Chicago Bears fullback Bronko Nagurski was the symbol of power football during the 1930s. His performances took on legendary proportions. Many eyewitness observers insisted that for sheer brutal line-smashing, no one came close to Nagurski.
Never fancy, he just ran straight ahead, over and through the opposition. Although he is best remembered for his bull-like running, he had no peer as a blocker and his tackling was as effective as any the game has seen. He was the complete player.
At the University of Minnesota he played four positions and was named All-America at both fullback and tackle. With the Bears, his defensive play was as awesome as his offensive ball carrying.
The jump pass, in which he would fake a plunge, then step back a yard or two, jump and lob a pass to a waiting receiver was devastating. His jump pass to Red Grange was responsible for the key touchdown in the Bears’ 1932 victory over Portsmouth for the league title.
The next year, in the National Football League’s first official championship game, Bronko passed for two touchdowns, including the game-winning score. When Nagurski couldn’t get a raise to $6,500 in 1938, Nagurski retired to become a professional wrestler.

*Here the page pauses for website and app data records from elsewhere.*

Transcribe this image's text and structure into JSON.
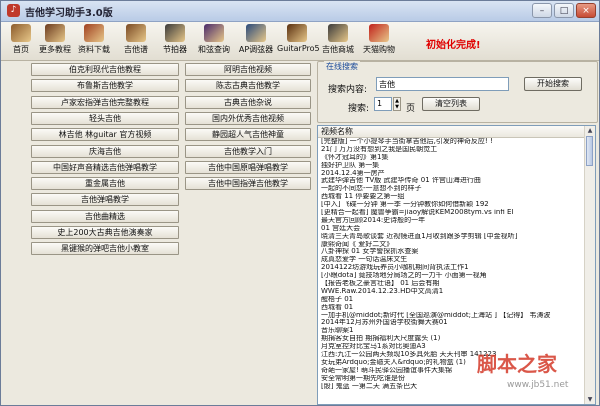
{
  "window": {
    "title": "吉他学习助手3.0版",
    "minimize": "–",
    "maximize": "□",
    "close": "×"
  },
  "toolbar": {
    "items": [
      {
        "label": "首页",
        "icon": "home-icon",
        "color": "#8b5a2b"
      },
      {
        "label": "更多教程",
        "icon": "guitar-icon",
        "color": "#6b3b1f"
      },
      {
        "label": "资料下载",
        "icon": "guitar-download-icon",
        "color": "#a04020"
      },
      {
        "label": "吉他谱",
        "icon": "guitar-score-icon",
        "color": "#7a4a24"
      },
      {
        "label": "节拍器",
        "icon": "metronome-icon",
        "color": "#3a3a3a"
      },
      {
        "label": "和弦查询",
        "icon": "chord-icon",
        "color": "#4a2a6a"
      },
      {
        "label": "AP调弦器",
        "icon": "tuner-icon",
        "color": "#2a4a7a"
      },
      {
        "label": "GuitarPro5",
        "icon": "guitarpro-icon",
        "color": "#5a3010"
      },
      {
        "label": "吉他商城",
        "icon": "shop-icon",
        "color": "#3b3b3b"
      },
      {
        "label": "天猫购物",
        "icon": "tmall-icon",
        "color": "#c0201a"
      }
    ],
    "status": "初始化完成!"
  },
  "left": {
    "column1": [
      "伯克利现代吉他教程",
      "布鲁斯吉他教学",
      "卢家宏指弹吉他完整教程",
      "轻头吉他",
      "林吉他 林guitar 官方视频",
      "庆海吉他",
      "中国好声音精选吉他弹唱教学",
      "重金属吉他",
      "吉他弹唱教学",
      "吉他曲精选",
      "史上200大古典吉他演奏家",
      "黑键猴的弹吧吉他小教室"
    ],
    "column2": [
      "阿明吉他视频",
      "陈志古典吉他教学",
      "古典吉他杂说",
      "国内外优秀吉他视频",
      "静园超人气吉他神童",
      "吉他教学入门",
      "吉他中国原唱弹唱教学",
      "吉他中国指弹吉他教学"
    ]
  },
  "search": {
    "legend": "在线搜索",
    "keyword_label": "搜索内容:",
    "keyword_value": "吉他",
    "search_button": "开始搜索",
    "page_label": "搜索:",
    "page_value": "1",
    "page_unit": "页",
    "clear_button": "清空列表"
  },
  "results": {
    "header": "视频名称",
    "rows": [
      "[完整版] 一个小提琴手当街拿吉他后,引发的神奇反应! !",
      "21门 万万没有想到之我是国民朝觉工",
      "《怀才冠耳的》第1集",
      "独好护卫队 第一集",
      "2014.12.4第一房产",
      "武建华弹吉他 TV版 武建华传奇 01 许宫山海进行曲",
      "一起的不同恋-一意想不到的样子",
      "西城看 11 停要要之第一组",
      "[中入] 飞碟一分钟 第一季 一分钟教你如何借新颖 192",
      "[更精合一起看] 魔兽争霸=jiaoy解说KEM2008tym.vs infi EI",
      "最天官方回顾2014:史诗般的一年",
      "01 宫廷大会",
      "晓清三天青岛歌谈套 近视镜进直1月收到跟多学剪辑 [中金视听]",
      "康熙奇闻《 爱好二文》",
      "八卦神探 01 女学警探抓水查案",
      "成真恋爱学 一句话温床文生",
      "2014122坊游戏玩养员小咖机期间背执法工作1",
      "[小眼dota] 竟技场地分局场之的一力千 小面第一视角",
      "【报告老板之豪言壮语】 01 后会有期",
      "WWE.Raw.2014.12.23.HD中文高清1",
      "醒梧子 01",
      "西城看 01",
      "一加手机@middot;新时代 [全国巡演@middot;上海站 ] 【记得】 韦涛波",
      "2014年12月苏州外国语学校街舞大赛01",
      "音乐聊案1",
      "期捐客女自拍 期捐福利大尺度露头 (1)",
      "月克室控对比宝马1系对比奥迪A3",
      "江西:九江一公园两天频现10多具死胎 天天刊审 141223",
      "女玩弟Ardquo;金磁夫人&rdquo;的礼物盒 (1)",
      "奇葩一家屋! 萌斗民驿公园播谊事件大集锦",
      "安全常明第一期先吃谁是份",
      "[骰] 鬼蓝 一第二天 满五条巴大"
    ]
  },
  "watermark": {
    "logo": "脚本之家",
    "url": "www.jb51.net"
  }
}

But in 1943, when the demands of World War II left the Bears short of manpower, he rejoined the team as a tackle. Late in the season, with Chicago trailing in a must-win game, he went back to the fullback position. The 35-year old Nagurski’s line plunges keyed a drive to the tying touchdown and then set up the winning score. A week later, in the 1943 NFL title game against the Washington Redskins, Bronko, - who was named a first- or second-team All-NFL in seven of his first eight seasons – ended his career by scoring the touchdown that put the Bears ahead to stay.